- **Assignment**
Tally up the lines below that carry the word "name", answering with the figure alone.

- **Dataset records**
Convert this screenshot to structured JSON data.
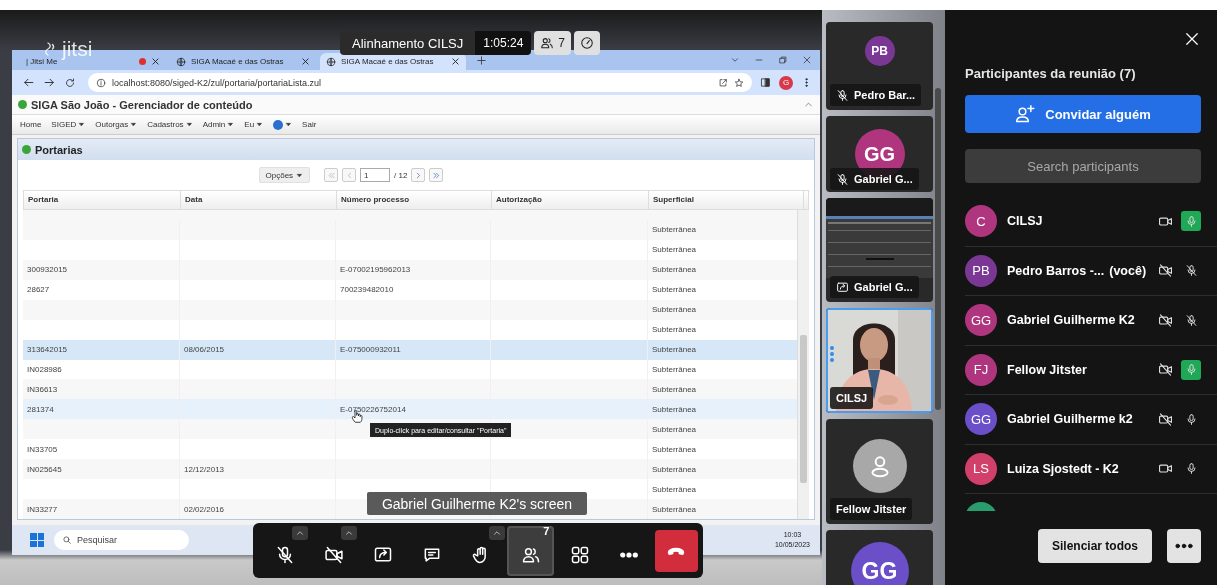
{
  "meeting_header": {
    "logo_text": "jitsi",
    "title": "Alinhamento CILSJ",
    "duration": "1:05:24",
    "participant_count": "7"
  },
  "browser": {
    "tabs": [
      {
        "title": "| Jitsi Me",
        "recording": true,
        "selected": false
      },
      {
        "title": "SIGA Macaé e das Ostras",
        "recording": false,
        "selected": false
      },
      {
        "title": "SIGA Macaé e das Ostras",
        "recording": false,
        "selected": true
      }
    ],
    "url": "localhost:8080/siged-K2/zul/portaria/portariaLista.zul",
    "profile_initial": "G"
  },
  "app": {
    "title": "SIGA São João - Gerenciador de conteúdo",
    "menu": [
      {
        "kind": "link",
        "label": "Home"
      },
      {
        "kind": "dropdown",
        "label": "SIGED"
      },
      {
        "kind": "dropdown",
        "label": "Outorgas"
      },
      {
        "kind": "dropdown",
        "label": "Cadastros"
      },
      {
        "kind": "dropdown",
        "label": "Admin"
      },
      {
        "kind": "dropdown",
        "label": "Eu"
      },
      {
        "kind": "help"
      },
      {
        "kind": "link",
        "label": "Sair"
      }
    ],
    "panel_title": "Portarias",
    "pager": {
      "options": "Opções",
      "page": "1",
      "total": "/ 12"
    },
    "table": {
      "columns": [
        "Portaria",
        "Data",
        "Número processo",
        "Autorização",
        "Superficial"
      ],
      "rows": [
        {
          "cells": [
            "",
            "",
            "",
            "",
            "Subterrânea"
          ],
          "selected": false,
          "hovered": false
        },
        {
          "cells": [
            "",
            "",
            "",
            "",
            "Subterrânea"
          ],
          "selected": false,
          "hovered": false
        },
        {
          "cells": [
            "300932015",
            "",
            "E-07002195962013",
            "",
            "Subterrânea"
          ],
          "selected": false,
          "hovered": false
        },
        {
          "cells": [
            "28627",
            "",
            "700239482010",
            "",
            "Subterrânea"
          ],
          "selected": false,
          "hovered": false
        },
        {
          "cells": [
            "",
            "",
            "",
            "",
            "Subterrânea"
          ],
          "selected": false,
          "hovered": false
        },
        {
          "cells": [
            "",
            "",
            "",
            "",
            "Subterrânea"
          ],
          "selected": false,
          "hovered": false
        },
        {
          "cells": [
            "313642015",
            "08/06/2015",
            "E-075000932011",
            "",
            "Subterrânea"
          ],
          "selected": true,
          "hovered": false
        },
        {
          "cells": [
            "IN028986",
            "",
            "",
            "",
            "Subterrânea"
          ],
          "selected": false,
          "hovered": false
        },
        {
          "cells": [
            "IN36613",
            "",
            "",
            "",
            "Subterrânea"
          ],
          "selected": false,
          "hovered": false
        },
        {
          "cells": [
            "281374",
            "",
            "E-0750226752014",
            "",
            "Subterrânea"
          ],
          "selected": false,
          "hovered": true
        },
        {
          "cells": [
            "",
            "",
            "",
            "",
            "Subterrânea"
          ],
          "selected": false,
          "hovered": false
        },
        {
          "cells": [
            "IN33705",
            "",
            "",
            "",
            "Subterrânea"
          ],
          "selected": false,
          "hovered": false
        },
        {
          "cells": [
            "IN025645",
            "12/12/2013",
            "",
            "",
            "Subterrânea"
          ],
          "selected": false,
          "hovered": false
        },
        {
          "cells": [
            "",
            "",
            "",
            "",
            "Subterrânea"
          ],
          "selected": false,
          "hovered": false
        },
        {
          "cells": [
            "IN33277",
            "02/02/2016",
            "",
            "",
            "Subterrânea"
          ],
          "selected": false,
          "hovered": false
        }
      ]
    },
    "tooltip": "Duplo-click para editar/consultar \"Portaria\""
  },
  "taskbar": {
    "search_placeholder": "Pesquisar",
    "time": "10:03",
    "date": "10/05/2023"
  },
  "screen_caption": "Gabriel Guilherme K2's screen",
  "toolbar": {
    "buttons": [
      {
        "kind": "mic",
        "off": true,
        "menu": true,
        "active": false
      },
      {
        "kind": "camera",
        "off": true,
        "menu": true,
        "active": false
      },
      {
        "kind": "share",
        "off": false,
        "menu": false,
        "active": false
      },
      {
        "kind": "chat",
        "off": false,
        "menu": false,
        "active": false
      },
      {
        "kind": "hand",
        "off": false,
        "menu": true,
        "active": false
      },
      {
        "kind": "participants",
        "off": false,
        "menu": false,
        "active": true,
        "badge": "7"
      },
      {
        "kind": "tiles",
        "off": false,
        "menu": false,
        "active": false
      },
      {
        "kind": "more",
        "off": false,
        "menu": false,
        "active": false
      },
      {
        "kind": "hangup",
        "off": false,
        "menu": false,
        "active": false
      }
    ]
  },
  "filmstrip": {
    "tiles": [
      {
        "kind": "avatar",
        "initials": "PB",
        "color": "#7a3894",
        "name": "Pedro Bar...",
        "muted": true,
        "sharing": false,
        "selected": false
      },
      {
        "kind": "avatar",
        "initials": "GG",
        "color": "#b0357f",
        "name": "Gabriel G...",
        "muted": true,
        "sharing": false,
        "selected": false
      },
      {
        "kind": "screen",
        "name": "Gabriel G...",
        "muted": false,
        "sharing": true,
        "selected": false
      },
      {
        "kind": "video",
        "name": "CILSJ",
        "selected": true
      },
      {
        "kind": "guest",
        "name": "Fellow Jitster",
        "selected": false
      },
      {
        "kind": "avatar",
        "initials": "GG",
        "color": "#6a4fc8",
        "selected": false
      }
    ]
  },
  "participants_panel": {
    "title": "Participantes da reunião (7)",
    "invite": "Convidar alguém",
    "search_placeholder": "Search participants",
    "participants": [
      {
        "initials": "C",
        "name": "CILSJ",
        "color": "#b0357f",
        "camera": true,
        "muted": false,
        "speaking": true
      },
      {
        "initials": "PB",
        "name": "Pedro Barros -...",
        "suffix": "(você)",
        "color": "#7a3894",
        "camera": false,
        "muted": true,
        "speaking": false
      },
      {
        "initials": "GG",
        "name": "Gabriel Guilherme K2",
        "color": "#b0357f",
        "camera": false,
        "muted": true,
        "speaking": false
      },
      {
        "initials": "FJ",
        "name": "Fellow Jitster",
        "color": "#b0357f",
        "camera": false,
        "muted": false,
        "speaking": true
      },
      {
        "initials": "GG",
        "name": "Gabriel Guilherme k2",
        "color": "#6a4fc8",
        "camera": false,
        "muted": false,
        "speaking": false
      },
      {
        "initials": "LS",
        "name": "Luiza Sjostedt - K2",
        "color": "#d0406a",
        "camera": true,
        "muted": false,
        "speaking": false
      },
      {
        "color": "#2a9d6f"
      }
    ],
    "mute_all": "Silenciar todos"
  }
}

- **Solution for this task**
11